Nobody is sure how the losers will react. I suppose the level of violence after the elections will be the real measure of where Iraq is headed.
Um - most people here expect to be in Afghanistan for the next deployment. I saw one headline that described the coming increase of U.S. troops in Afghanistan as "Obama's War."
I can't think of much else that would be of interest. If anyone has a question about what's going on over here I'll try and answer it, if possible.
I can't post pictures yet, because I'm using a public computer. Once my internet situation is more stable, I hope to add those.
Every unit has a "packing list." Usually it's a recommendation of what you should bring and - usually - it's unrealistic. You'll have a million things to pack into an "A" and "B" bag (the long, green bags. Your "A" bag is military stuff, the "B" bag is extra), a ruck and an assault back (basically a big backpack).
A lot of people just decide what they won't need (or what they likely won't need) and put it into storage. The downside to this is that if you actually need it - well, you're SOL.

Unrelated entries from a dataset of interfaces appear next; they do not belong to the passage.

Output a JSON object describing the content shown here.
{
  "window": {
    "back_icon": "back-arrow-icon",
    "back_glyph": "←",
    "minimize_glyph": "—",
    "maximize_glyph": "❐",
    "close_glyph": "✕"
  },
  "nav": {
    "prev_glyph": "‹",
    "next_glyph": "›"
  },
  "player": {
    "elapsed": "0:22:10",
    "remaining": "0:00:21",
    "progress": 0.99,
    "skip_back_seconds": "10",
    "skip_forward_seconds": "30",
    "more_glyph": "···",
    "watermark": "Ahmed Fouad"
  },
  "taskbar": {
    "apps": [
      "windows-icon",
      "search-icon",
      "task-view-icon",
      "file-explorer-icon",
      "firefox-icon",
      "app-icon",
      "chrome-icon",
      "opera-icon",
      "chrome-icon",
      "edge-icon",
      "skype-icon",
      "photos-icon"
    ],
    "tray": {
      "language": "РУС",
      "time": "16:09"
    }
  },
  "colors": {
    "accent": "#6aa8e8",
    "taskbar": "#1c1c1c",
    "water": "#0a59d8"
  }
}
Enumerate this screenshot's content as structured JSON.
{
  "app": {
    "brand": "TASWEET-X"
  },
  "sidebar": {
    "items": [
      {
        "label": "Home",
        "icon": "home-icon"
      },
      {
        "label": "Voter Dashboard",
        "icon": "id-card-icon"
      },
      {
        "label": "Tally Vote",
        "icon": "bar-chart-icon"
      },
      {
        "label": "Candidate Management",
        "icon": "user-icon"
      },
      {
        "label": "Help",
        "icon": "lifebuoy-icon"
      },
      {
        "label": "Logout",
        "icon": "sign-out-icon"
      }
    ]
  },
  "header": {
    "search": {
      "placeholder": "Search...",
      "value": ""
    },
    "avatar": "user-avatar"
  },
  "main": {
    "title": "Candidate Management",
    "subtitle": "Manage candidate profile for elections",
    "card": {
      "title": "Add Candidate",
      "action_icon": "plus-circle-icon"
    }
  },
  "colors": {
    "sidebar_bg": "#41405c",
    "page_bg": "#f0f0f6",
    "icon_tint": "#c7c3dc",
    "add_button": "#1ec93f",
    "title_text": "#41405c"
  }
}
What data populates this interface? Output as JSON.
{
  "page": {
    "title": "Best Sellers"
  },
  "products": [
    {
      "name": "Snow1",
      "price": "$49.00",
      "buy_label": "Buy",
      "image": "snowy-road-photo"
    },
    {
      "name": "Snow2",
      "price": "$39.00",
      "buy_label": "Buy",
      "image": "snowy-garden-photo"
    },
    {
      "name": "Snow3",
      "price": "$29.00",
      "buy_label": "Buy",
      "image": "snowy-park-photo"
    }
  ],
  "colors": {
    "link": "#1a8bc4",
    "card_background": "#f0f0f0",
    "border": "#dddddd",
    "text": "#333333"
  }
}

I'm not sure what it says about my generation and warfare, but the image of soldiers packing their XBox next to their body armor says a lot. The only explanation I can come up with is that it's the modern day deck of cards, except people still play cards. Playstation Portables and iPods are also very, very popular to bring "downrange".
Leaving Germany for Kuwait was different and familiar at the same time. We took a C5 down, which was different. The size of the plane is ridiculous. The passenger seats also face backward, meaning your back is to the cockpit. There are also no windows and your wear earplugs because it's so loud.
As some of you may know, I recently finished a tour in South Korea and am now stationed in Germany.
I recently found out that I'll be heading to Iraq. I can't give the specific date, but I will be leaving before the holiday season.
I think this will be an interesting experience, especially since so few people from Western culture have been able to travel to Iraq. Although we see images from the region all the time and think we know what is going on, the number of people from the industrialized world who have set foot in Iraq and smelled the air is very small.
I'll more than likely spend most of my time at a Forward Operating Base (FOB) and don't know how often I'll be able to update, but I'll try to "leave the wire" and post about Iraqi life from what I am able to see.
I may create a Flickr account and post pictures, but I'm really bad with that kind of stuff so we'll see if I can learn how to do it before leaving Germany.
A lot will also depend on what the Department of Defense restricts. Right now I can't access Facebook from the computer at the library, so I'm not sure if sites that share pictures will be blocked or not.